Ask anyone whether the Constitution permits discrimination on the basis of religion, and the response will undoubtedly be no. Yet the modern Supreme Court has not recognized that the antidiscrimination command of the Fourteenth Amendment protects religion in the same way that the Amendment protects against discrimination on the basis of race or gender. In fact, the Supreme Court has permitted the legislature to facially discriminate against religion in funding programs.
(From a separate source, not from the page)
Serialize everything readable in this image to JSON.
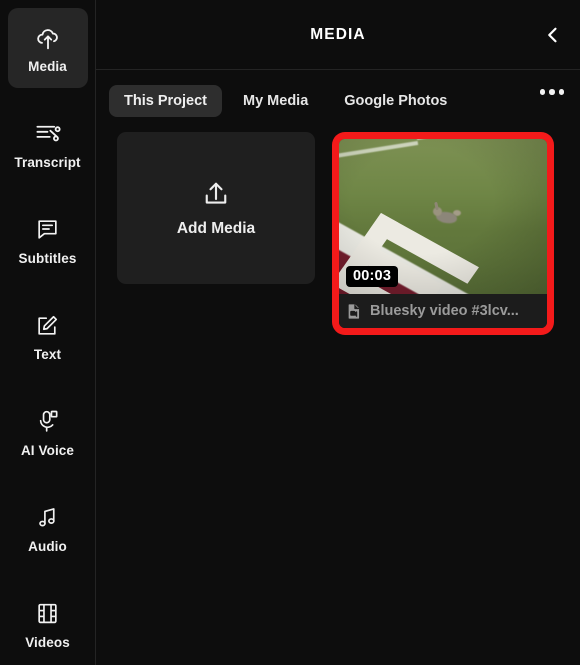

To make matters worse, thirty-seven state constitutions and the District of Columbia’s Code openly discriminate on the basis of religion in so-called Blaine Amendments.
November 2014, Vol. 66, No. 6
Lily Kahng, The Taxation of Intellectual Capital